Animal Locomotion. Plate 780 (Lion)
© Edweard Muybridge courtesy Michael Hoppen Gallery
48.4 x 61.1 cm
Eadweard Muybridge was born on 9 April 1830 the son of John and Susanna Muggeridge. Baptised as Edward James Muggeridge at All Saints Church, Kingston, he later changed his surname first to Muygridge, then to Muybridge and spelt his Christian name as Eadweard. The Anglo-Saxon Kings of England often spelt their names in this fashion and Muybridge may have seen the name written in the plinth of the coronation stone which had been inaugurated at Kingston in 1850.
Muybridge was a young man when he left Kingston for America. The exact year of his departure is uncertain, but by 1856 he was established as a bookseller and a publisher's agent in San Francisco, trading under the name EJ Muygridge. In 1860 he was injured in a stage coach crash whilst travelling overland from San Francisco to New York for a visit to Europe.
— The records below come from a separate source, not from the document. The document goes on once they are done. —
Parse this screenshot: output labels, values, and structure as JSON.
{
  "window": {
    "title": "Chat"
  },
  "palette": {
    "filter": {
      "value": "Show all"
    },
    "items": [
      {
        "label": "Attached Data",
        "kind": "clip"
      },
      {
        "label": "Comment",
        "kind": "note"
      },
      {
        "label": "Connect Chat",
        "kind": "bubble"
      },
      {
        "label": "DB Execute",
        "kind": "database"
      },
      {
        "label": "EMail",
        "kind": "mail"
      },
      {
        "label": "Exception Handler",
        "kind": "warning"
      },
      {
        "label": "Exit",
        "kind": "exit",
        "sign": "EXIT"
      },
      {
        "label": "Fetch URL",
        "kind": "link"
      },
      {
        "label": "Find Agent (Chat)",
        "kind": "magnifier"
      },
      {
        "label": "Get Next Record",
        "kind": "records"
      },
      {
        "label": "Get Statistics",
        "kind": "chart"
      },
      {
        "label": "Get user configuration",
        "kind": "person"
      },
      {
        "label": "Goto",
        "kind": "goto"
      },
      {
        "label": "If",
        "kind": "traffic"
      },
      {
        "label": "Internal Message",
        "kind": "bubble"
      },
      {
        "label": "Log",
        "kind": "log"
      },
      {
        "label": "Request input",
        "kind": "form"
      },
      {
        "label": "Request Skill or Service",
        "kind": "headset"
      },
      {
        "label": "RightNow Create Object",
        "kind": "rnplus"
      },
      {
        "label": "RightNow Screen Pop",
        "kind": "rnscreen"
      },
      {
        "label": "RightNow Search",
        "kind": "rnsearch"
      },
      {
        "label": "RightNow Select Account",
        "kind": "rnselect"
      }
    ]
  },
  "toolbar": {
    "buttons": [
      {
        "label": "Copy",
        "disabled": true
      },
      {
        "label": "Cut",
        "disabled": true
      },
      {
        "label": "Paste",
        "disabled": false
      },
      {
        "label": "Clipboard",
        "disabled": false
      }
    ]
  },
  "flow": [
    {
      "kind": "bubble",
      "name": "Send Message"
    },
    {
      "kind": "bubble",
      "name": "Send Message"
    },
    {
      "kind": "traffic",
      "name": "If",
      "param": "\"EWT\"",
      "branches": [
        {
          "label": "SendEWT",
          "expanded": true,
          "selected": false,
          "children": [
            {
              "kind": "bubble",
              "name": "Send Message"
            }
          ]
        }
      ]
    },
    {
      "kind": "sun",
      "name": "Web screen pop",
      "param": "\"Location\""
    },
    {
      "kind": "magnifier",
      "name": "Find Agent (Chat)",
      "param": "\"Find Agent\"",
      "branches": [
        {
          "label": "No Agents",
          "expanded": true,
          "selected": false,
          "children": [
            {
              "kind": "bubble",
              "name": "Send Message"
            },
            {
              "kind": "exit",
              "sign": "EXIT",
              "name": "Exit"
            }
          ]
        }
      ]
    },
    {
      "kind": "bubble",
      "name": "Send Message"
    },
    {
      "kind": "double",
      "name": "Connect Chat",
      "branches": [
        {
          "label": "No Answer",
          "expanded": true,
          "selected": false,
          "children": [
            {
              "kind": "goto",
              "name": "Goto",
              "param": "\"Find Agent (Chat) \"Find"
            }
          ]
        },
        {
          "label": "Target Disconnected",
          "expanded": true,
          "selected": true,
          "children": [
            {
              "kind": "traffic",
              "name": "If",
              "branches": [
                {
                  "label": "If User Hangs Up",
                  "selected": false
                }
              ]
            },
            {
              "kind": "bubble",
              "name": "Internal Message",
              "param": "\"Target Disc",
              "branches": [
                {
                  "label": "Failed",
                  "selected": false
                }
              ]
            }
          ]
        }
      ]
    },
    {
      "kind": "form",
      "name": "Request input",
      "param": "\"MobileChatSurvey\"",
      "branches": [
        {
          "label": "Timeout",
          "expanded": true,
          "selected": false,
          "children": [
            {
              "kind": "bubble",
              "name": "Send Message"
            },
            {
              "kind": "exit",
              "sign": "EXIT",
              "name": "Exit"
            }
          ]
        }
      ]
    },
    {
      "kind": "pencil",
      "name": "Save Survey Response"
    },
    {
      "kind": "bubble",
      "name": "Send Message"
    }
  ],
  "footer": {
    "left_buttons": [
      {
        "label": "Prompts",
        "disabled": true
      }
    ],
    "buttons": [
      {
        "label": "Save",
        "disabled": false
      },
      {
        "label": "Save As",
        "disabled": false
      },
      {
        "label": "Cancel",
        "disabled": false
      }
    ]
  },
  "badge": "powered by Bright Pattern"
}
Muybridge returned to America in about 1866 to become a professional photographer. He had spent the last few years trying to get over the effects of his coach crash which had injured his head. He had not been idle, however and suceeded in inventing a special kind of plate-printing process and also a machine for washing clothes whilst he was in England.